Family and friends tend to be our closest confidants and will likely make up the foundation of your support team.
There’s no one who wants to see you succeed more than your family and friends.
When building your support team, seek the help of individuals who understand you best and won’t judge or reprimand you for a slip-up. You should feel comfortable discussing the difficulties, challenges, and insecurities that will inevitably arise during your quest to quit. Because, unlike your favorite barista, shoe salesman, or mechanic, your family and friends are more likely to take time out of their day to talk you through instances of temptation.
But don’t forget that a support network is a two-way street; you must be open to questions and minor probing into your smoking habits. What may come off as invasive at first, is actually an important process necessary to helping you uncover repressed triggers that may be unconsciously compelling you to smoke.

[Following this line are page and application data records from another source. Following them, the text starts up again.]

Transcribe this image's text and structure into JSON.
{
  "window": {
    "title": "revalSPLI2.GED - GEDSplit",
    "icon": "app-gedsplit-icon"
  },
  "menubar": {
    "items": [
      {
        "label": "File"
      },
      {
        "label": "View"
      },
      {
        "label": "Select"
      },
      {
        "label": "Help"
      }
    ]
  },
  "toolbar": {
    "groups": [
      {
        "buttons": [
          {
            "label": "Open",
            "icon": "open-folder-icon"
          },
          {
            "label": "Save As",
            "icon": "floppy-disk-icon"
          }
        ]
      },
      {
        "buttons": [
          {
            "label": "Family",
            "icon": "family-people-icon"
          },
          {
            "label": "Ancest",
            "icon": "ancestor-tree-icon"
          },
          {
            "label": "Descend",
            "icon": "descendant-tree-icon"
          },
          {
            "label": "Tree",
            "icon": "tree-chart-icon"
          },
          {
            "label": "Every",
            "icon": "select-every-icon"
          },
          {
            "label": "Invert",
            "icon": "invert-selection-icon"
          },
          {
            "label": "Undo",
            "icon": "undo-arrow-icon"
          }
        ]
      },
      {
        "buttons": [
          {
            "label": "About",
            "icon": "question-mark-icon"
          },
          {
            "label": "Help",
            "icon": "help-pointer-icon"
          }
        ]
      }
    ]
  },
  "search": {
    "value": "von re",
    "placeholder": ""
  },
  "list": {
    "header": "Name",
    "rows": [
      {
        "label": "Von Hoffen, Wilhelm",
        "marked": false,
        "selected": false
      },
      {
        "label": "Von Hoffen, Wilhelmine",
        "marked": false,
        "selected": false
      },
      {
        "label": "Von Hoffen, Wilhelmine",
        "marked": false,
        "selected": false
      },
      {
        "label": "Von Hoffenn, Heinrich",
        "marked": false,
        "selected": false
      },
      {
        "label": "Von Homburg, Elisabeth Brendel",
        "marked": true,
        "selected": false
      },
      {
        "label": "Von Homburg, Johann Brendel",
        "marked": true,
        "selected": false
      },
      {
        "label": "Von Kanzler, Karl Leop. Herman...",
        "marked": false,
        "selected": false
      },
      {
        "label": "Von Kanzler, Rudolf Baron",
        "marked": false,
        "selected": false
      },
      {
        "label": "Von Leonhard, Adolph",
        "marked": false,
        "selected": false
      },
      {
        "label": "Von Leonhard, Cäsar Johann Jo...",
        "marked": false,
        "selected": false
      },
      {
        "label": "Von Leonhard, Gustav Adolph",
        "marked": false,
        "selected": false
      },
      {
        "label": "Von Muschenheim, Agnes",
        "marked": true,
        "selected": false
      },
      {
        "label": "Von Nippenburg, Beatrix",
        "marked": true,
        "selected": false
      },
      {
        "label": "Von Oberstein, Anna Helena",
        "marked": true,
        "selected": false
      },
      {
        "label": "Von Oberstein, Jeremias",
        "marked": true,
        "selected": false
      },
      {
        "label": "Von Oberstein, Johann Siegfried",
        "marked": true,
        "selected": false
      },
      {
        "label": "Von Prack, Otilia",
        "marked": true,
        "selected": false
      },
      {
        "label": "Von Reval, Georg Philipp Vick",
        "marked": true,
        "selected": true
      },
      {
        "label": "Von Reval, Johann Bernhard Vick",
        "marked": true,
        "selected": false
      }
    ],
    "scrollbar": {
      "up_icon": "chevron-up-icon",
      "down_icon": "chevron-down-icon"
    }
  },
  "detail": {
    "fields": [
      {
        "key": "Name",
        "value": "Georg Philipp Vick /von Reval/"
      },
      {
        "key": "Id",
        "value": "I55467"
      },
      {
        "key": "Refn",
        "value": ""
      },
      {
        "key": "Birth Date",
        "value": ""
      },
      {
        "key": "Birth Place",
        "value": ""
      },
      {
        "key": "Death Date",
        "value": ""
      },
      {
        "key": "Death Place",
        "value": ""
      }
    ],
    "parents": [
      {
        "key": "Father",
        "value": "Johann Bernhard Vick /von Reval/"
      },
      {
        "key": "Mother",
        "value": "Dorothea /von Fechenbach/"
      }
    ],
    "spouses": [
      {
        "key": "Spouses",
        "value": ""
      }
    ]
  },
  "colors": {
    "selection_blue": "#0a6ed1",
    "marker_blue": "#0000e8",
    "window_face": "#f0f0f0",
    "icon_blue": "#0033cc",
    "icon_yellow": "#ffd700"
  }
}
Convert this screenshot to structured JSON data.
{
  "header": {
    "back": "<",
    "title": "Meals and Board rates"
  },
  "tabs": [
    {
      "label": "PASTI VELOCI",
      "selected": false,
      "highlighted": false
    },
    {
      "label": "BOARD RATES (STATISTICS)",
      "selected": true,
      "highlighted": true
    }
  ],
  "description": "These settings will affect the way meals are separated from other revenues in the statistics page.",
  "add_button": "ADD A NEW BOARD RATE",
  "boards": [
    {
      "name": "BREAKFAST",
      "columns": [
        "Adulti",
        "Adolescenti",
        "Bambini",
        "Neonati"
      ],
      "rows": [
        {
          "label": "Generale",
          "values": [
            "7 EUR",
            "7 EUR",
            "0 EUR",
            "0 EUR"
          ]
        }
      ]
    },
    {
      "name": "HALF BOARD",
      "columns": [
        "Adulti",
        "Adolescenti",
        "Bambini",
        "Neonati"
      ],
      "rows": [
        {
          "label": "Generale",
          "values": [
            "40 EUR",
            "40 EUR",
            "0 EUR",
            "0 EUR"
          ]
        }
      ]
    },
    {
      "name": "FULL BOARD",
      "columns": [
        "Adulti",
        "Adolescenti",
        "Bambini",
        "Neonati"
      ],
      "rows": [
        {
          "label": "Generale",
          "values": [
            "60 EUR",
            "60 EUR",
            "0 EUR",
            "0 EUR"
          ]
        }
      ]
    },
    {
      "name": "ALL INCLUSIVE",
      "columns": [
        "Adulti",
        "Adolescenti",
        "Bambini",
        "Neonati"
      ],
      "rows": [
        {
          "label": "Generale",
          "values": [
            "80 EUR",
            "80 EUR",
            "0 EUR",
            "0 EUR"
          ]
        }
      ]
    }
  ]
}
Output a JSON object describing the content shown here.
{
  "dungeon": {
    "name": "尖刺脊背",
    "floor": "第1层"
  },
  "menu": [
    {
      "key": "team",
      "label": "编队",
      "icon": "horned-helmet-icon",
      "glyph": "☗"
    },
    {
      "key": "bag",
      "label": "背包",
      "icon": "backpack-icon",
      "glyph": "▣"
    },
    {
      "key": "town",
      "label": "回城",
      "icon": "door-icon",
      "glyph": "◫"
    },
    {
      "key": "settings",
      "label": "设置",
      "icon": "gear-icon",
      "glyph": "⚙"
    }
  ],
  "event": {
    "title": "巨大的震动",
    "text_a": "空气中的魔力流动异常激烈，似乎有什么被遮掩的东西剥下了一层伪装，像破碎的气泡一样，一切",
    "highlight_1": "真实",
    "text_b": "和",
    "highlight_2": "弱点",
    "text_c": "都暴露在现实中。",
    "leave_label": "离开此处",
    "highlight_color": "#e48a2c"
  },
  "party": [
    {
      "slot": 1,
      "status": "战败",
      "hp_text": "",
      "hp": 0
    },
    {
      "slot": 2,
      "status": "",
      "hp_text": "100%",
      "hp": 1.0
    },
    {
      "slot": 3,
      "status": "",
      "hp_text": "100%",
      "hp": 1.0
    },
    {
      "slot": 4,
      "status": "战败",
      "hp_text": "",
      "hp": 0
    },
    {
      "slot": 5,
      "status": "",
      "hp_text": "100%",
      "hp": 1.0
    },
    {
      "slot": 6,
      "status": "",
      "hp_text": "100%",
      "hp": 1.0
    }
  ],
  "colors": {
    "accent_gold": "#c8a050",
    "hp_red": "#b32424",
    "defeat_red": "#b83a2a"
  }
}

Lastly, don’t be afraid to suggest to your support team how they can be the most effective. If you “slip up,” the American Cancer Society recommends that your quit buddy reminds you of how long you went without a cigarette, continues to offer you support, and helps you remember all the reasons why you wanted to quit.
This Monday, reach out to family and friends and sign up for our weekly newsletter for additional support.